A literary news site for contemporary short fiction in the UK and Ireland. Listings include literary events, marketing, and authors by genre.
Interviews with writer about their published and self-published books. Includes a contact form to submit your name for an interview.
Reviews new poetry and literary prose chapbooks. Includes critical essays and interviews with authors and publishers.
JeannieCampbell, LMFT, serves as sort of Dear Abby for your characters. No, really. Provides an archive full of psychological maladies. Awesome. (Though not for hypochondriacs.)
A general freelancing site, with job listings, writing techniques, and other resources.
A blog about the publishing industry: news and commentary. Multiple authors.
This free monthly e-newsletter focusing on writing craft and business includes: articles, interviews, contests, and calls for submissions.
Legal information for writers, such as trademarks, copyright, intellectual property, and contracts.
A generalist site providing apps, services, resources, tools, posts, and communities for writers and bloggers.
A searchable collection of articles for writers, addressing craft, publication, promotion, and more. Brought to life through Twitter.
The teaching and editorial site of the literary journal The New Guard. Offers manuscript evaluation, private creative writing instruction, virtual workshops, and copyediting and proofreading.
How-to for travel writers, with an emphasis on productive practices. Includes a forum where members can share information. Might be of interest to armchair travelers as well…or writers researching foreign locales.
Crowdfunding for book publishing. Authors pitch book ideas on the site, seeking support. Supporters receive access to the creative process, including book updates, interviews, draft chapters, information about the author’s backlist, and discussions with the author and other supporters. And, of course, a copy of the finished book.
A blog from a writing consultant collective, featuring weekly “Submission Sunday” posts that share calls for submission requests from literary journals.
A subscription service for writers; includes contests, calls for submissions, literary conferences and events, and publishing news.
An ezine that seeks to promote communication between women writers, authors, editors, agents, publishers, and readers. Includes a blog, contest information, classes, and resources.
Website for the venerable writing magazine.
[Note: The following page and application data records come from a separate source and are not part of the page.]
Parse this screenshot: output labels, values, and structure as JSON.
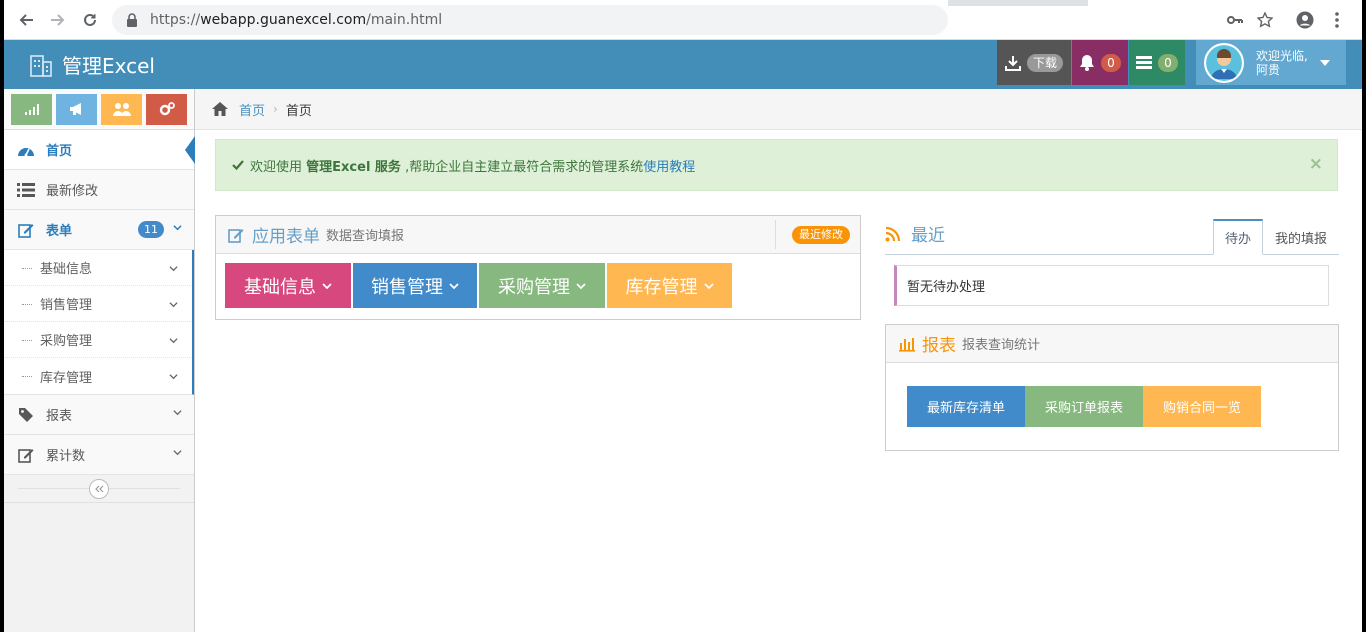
{
  "browser": {
    "url_protocol": "https://",
    "url_host": "webapp.guanexcel.com",
    "url_path": "/main.html"
  },
  "header": {
    "brand": "管理Excel",
    "download_label": "下载",
    "notifications_count": "0",
    "messages_count": "0",
    "user_greeting": "欢迎光临,",
    "user_name": "阿贵"
  },
  "colors": {
    "header": "#438eb9",
    "download_bg": "#555555",
    "notify_bg": "#892e65",
    "messages_bg": "#2e8965",
    "user_bg": "#62a8d1"
  },
  "sidebar": {
    "items": [
      {
        "label": "首页",
        "icon": "dashboard-icon"
      },
      {
        "label": "最新修改",
        "icon": "list-icon"
      },
      {
        "label": "表单",
        "icon": "edit-icon",
        "badge": "11"
      },
      {
        "label": "报表",
        "icon": "tag-icon"
      },
      {
        "label": "累计数",
        "icon": "edit-icon"
      }
    ],
    "submenu": [
      {
        "label": "基础信息"
      },
      {
        "label": "销售管理"
      },
      {
        "label": "采购管理"
      },
      {
        "label": "库存管理"
      }
    ]
  },
  "breadcrumb": {
    "home": "首页",
    "current": "首页"
  },
  "alert": {
    "prefix": "欢迎使用",
    "product": "管理Excel 服务",
    "middle": ",帮助企业自主建立最符合需求的管理系统",
    "link": "使用教程",
    "close": "×"
  },
  "app_form": {
    "title": "应用表单",
    "subtitle": "数据查询填报",
    "badge": "最近修改",
    "buttons": [
      {
        "label": "基础信息",
        "color": "#d6487e"
      },
      {
        "label": "销售管理",
        "color": "#428bca"
      },
      {
        "label": "采购管理",
        "color": "#87b87f"
      },
      {
        "label": "库存管理",
        "color": "#ffb752"
      }
    ]
  },
  "recent": {
    "title": "最近",
    "tabs": [
      "待办",
      "我的填报"
    ],
    "empty_text": "暂无待办处理"
  },
  "report": {
    "title": "报表",
    "subtitle": "报表查询统计",
    "buttons": [
      {
        "label": "最新库存清单",
        "color": "#428bca"
      },
      {
        "label": "采购订单报表",
        "color": "#87b87f"
      },
      {
        "label": "购销合同一览",
        "color": "#ffb752"
      }
    ]
  }
}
Offers articles, a community that includes a forum, lists of competitions, education, and resources, plus a downloadable “101 Best Websites for Writers.”
A radio station created by writers, for writers, it broadcasts 24/7, offering “upbeat” music (to get over those rejections, I guess), live interviews, podcasts, and more.